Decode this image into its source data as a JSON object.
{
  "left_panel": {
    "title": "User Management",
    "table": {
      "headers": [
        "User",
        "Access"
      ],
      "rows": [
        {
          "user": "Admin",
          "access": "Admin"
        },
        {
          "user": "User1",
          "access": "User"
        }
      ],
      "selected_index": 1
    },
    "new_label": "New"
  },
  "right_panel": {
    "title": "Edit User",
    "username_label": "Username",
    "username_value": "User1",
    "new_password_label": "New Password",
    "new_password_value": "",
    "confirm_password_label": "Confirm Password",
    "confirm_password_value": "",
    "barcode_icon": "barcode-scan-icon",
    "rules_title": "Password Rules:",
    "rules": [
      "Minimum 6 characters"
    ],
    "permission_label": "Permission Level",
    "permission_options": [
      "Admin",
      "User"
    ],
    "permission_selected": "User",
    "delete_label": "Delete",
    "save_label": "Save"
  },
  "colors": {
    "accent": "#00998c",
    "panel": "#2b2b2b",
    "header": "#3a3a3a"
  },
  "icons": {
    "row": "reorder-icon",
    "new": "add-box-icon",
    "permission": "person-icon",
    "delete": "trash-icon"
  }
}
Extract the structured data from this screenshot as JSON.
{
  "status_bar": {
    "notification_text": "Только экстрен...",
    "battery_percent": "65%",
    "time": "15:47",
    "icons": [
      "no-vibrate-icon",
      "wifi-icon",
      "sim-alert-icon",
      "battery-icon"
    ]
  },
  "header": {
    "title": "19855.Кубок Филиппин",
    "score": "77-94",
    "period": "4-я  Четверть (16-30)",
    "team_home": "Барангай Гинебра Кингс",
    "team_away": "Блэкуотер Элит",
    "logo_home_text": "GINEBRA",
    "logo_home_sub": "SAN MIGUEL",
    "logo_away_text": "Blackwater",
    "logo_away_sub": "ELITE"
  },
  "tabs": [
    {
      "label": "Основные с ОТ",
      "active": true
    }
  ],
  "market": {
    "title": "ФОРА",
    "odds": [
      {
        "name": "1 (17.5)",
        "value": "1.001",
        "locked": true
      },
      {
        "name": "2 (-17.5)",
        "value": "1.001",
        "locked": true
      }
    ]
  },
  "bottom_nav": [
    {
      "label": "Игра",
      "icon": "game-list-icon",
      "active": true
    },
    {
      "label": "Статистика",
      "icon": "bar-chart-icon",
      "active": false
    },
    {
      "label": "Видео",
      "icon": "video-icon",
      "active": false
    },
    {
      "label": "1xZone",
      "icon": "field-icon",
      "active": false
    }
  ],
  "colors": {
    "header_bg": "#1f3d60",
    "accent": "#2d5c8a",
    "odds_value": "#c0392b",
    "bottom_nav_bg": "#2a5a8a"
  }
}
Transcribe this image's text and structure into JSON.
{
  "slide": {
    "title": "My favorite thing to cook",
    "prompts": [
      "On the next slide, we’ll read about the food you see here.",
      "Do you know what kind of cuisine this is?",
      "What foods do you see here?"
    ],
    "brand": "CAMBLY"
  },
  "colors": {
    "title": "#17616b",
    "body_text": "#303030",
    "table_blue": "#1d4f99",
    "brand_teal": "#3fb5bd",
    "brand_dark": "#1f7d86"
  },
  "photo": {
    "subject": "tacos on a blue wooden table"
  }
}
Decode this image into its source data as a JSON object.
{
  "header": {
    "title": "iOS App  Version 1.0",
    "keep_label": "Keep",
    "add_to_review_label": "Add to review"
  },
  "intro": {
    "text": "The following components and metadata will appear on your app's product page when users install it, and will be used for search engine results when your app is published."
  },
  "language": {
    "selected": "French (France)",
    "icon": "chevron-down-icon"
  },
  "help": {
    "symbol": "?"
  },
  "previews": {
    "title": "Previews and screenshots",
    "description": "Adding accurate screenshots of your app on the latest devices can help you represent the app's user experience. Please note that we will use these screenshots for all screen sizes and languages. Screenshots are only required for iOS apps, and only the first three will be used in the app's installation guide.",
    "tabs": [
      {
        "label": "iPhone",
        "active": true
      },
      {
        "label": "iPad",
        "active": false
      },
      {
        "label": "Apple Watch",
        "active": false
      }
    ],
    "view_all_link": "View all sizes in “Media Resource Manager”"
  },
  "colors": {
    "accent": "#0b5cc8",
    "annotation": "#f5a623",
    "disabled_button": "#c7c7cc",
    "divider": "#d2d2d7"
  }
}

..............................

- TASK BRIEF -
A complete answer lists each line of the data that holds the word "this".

- ANSWER SPACE -
Decode this image into its source data as a JSON object.
Extract the structured data from this screenshot as JSON.
Transcribe this image's text and structure into JSON.
      "Do you know what kind of cuisine this is?",
Decode this image into its source data as a JSON object.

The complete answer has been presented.